▼

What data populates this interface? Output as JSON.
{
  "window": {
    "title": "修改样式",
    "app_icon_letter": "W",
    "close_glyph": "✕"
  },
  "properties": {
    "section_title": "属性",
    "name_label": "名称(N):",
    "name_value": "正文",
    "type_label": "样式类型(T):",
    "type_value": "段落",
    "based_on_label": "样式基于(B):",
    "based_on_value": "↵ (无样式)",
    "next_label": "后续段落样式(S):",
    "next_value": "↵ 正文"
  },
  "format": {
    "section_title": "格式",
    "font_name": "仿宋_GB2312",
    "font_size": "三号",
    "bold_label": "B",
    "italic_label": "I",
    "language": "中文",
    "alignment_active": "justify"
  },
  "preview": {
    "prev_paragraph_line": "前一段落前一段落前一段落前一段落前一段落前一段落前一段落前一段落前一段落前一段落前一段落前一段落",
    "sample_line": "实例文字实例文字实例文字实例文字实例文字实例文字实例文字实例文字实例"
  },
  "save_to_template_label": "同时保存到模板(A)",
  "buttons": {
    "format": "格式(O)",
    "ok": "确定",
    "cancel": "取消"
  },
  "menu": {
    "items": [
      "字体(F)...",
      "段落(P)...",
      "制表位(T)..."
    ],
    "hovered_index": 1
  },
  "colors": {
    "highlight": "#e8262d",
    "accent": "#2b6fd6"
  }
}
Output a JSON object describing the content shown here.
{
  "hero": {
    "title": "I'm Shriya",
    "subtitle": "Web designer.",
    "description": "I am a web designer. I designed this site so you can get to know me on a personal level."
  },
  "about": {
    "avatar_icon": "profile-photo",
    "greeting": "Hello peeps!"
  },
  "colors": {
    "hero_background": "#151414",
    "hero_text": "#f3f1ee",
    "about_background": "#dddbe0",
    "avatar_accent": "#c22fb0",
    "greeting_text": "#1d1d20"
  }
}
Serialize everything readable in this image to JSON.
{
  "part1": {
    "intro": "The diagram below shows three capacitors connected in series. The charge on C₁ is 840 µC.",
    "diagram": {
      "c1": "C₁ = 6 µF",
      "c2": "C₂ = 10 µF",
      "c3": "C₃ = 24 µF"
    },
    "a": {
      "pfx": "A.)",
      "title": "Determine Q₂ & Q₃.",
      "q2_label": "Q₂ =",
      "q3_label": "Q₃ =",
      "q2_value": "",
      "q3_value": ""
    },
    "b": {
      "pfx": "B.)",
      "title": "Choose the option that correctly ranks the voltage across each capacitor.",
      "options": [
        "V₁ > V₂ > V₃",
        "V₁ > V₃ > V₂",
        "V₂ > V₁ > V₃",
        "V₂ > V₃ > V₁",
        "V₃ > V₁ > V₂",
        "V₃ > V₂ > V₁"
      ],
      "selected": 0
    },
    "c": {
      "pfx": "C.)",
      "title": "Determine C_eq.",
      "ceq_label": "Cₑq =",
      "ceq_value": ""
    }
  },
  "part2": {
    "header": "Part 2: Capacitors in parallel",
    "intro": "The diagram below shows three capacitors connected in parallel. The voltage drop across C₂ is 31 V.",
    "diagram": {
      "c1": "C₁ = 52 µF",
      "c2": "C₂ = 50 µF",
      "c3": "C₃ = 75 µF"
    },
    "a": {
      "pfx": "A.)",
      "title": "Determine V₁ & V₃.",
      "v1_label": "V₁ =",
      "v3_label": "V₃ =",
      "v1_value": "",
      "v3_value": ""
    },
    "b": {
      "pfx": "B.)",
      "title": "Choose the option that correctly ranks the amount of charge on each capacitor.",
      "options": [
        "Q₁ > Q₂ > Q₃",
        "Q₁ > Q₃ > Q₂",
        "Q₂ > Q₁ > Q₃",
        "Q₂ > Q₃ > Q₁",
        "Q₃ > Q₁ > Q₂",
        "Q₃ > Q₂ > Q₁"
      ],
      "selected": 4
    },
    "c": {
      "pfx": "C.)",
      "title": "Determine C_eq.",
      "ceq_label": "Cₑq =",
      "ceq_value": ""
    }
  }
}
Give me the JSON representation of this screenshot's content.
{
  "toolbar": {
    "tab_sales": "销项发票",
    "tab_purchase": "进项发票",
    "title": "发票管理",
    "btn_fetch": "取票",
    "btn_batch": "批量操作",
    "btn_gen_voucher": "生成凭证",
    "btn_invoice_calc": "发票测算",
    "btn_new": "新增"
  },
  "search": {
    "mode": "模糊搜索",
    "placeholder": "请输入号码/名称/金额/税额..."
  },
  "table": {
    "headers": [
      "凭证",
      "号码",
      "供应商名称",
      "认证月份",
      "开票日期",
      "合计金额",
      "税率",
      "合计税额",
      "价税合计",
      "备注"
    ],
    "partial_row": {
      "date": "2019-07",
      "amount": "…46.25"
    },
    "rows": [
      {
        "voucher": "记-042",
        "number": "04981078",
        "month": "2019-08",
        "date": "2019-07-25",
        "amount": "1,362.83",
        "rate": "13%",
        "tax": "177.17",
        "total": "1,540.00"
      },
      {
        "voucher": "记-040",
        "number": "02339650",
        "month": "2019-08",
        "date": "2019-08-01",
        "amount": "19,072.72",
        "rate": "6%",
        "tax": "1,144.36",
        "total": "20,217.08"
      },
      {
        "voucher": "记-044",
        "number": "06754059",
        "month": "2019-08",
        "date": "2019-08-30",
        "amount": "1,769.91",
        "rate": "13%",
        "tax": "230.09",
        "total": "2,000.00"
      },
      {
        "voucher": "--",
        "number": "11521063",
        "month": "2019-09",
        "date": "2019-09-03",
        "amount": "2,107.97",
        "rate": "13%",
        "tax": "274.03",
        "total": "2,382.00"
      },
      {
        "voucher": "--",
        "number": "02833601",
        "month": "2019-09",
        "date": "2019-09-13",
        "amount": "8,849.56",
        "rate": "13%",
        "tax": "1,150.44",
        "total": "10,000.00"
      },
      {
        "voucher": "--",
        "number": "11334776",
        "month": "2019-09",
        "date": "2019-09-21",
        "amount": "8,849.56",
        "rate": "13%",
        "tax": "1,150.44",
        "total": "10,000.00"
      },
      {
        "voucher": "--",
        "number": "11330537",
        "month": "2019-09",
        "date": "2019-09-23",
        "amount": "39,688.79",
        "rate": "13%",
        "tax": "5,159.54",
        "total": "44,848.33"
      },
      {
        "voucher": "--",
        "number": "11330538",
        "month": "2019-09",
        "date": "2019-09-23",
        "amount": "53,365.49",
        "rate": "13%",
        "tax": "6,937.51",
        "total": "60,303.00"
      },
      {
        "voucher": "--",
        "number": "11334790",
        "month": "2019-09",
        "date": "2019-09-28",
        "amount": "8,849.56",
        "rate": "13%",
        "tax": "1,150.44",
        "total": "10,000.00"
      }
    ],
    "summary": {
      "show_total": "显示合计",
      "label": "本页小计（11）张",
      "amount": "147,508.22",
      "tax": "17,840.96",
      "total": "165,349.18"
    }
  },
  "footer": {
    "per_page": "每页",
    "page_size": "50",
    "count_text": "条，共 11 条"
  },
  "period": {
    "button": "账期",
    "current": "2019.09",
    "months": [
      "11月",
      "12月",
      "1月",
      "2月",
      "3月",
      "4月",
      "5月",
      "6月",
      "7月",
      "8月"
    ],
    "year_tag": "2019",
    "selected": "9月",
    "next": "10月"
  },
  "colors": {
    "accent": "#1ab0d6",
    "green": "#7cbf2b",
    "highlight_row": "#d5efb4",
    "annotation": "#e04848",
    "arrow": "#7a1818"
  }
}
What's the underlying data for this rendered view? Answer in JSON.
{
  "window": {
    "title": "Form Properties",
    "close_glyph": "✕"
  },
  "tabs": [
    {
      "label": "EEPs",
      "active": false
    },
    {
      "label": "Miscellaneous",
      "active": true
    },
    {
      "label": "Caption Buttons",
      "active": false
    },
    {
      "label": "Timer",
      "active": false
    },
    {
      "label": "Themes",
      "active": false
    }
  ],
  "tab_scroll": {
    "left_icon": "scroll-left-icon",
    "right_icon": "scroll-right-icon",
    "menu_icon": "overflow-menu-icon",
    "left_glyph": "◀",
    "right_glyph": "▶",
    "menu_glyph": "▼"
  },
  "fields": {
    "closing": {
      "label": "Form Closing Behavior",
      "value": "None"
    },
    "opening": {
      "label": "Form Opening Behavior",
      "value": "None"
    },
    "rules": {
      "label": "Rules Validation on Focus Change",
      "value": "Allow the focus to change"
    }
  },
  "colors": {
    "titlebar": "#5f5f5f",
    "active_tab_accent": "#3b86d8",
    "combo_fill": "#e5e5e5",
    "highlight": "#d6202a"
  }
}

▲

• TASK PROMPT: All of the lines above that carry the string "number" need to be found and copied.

• SOLUTION TO THIS TASK:
        "number": "04981078",
        "number": "02339650",
        "number": "06754059",
        "number": "11521063",
        "number": "02833601",
        "number": "11334776",
        "number": "11330537",
        "number": "11330538",
        "number": "11334790",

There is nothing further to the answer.